The protein kinase DYRK1A regulates cell cycle progression, neuronal differentiation, and stability of the proteins p27 Kip1, Cyclin D1 and Septin4

  • Die Proteinkinase DYRK1A reguliert den Zellzyklusablauf, die neuronale Differenzierung und die Stabilit├Ąt der Proteine p27Kip1, Cyclin D1 und Septin4

Soppa, Ulf-Werner; Becker, Walter (Thesis advisor); Conrath, Uwe (Thesis advisor)

Aachen : Publikationsserver der RWTH Aachen University (2014)
Dissertation / PhD Thesis

Aachen, Techn. Hochsch., Diss., 2014

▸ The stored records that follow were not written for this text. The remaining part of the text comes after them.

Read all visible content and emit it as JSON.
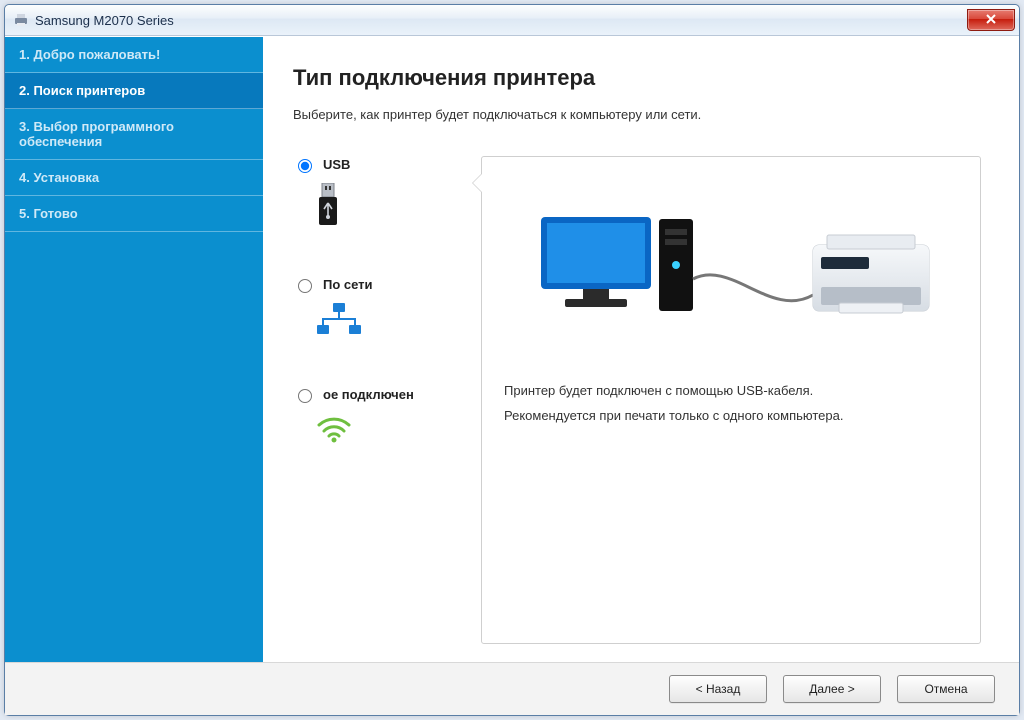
{
  "window": {
    "title": "Samsung M2070 Series"
  },
  "sidebar": {
    "steps": [
      {
        "label": "1. Добро пожаловать!"
      },
      {
        "label": "2. Поиск принтеров"
      },
      {
        "label": "3. Выбор программного обеспечения"
      },
      {
        "label": "4. Установка"
      },
      {
        "label": "5. Готово"
      }
    ]
  },
  "main": {
    "heading": "Тип подключения принтера",
    "subtitle": "Выберите, как принтер будет подключаться к компьютеру или сети."
  },
  "options": {
    "usb": {
      "label": "USB"
    },
    "network": {
      "label": "По сети"
    },
    "wifi": {
      "label": "ое подключен"
    }
  },
  "preview": {
    "line1": "Принтер будет подключен с помощью USB-кабеля.",
    "line2": "Рекомендуется при печати только с одного компьютера."
  },
  "footer": {
    "back": "< Назад",
    "next": "Далее >",
    "cancel": "Отмена"
  }
}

Dual specificity tyrosine-(Y)-phosphorylation regulated kinase 1A (DYRK1A) is encoded on human chromosome 21 and thus 1.5-fold overexpressed in Down syndrome (DS). Reports from animal models provide strong evidence that an altered DYRK1A gene dosage results in disturbed brain development. Neuronal differentiation is regulated by an accurate control of G1-G0 cell cycle exit, and a disturbed expression of DYRK1A is assumed to deregulate this process. Hence, normalization of elevated DYRK1A kinase activity is currently considered as a possible therapeutic option in DS. Nonetheless, the underlying mechanisms how DYRK1A affects cell cycle regulation and neuronal development remain largely unknown. Therefore, the main part of this study aimed to elucidate the hypothesis that DYRK1A overexpression alters neuronal cell cycle progression and differentiation, and to identify the underlying molecular mechanisms. To investigate effects of DYRK1A overexpression in neuronal cell cycle progression a human cell model with controllable overexpression of DYRK1A was developed. This study shows that DYRK1A overexpression arrested SH SY5Y neuroblastoma cells in G1-phase dependent on its kinase activity and expression levels. Long-term overexpression of DYRK1A led to G0 cell cycle exit and premature neuronal differentiation. Moreover, DYRK1A affected protein stability of the cell cycle regulators p27Kip1 and Cyclin D1 in G1-phase by phosphorylation of their regulatory sites Ser10 and Thr286, respectively. Furthermore, DYRK1A contributed to p27Kip1 Ser10 phosphorylation in differentiating primary mouse neurons and in developing embryonic mouse brain. In summary, the study provides new mechanistic evidence that DYRK1A mediates neuronal cell cycle progression by regulation of G1-S-phase transition and G0 cell cycle exit. The reported findings support the assumption that DYRK1A overexpression contributes to the neurodevelopmental alterations that are present in DS. Septins are a family of GTP-binding and filament forming proteins that fulfill important cellular functions by formation of scaffolds or diffusion barriers. Septin4 was found in neurodegeneration related protein aggregates and is required for proper migration of cortical neurons. Nonetheless, the functional regulation of Septin4 remains unclear. Therefore, the second part of this thesis reports a novel mechanism to regulate Septin4 function. It is shown that DYRK1A phosphorylated Septin4 at Ser107 and that Ser107 phosphorylation affected Septin4 protein stability. These findings strongly indicated a functional relation of DYRK1A and Septin4. Therefore, Septin4 fusion proteins for future analysis of Ser107 phosphorylation in the regulation of protein stability and filament assembly were constructed.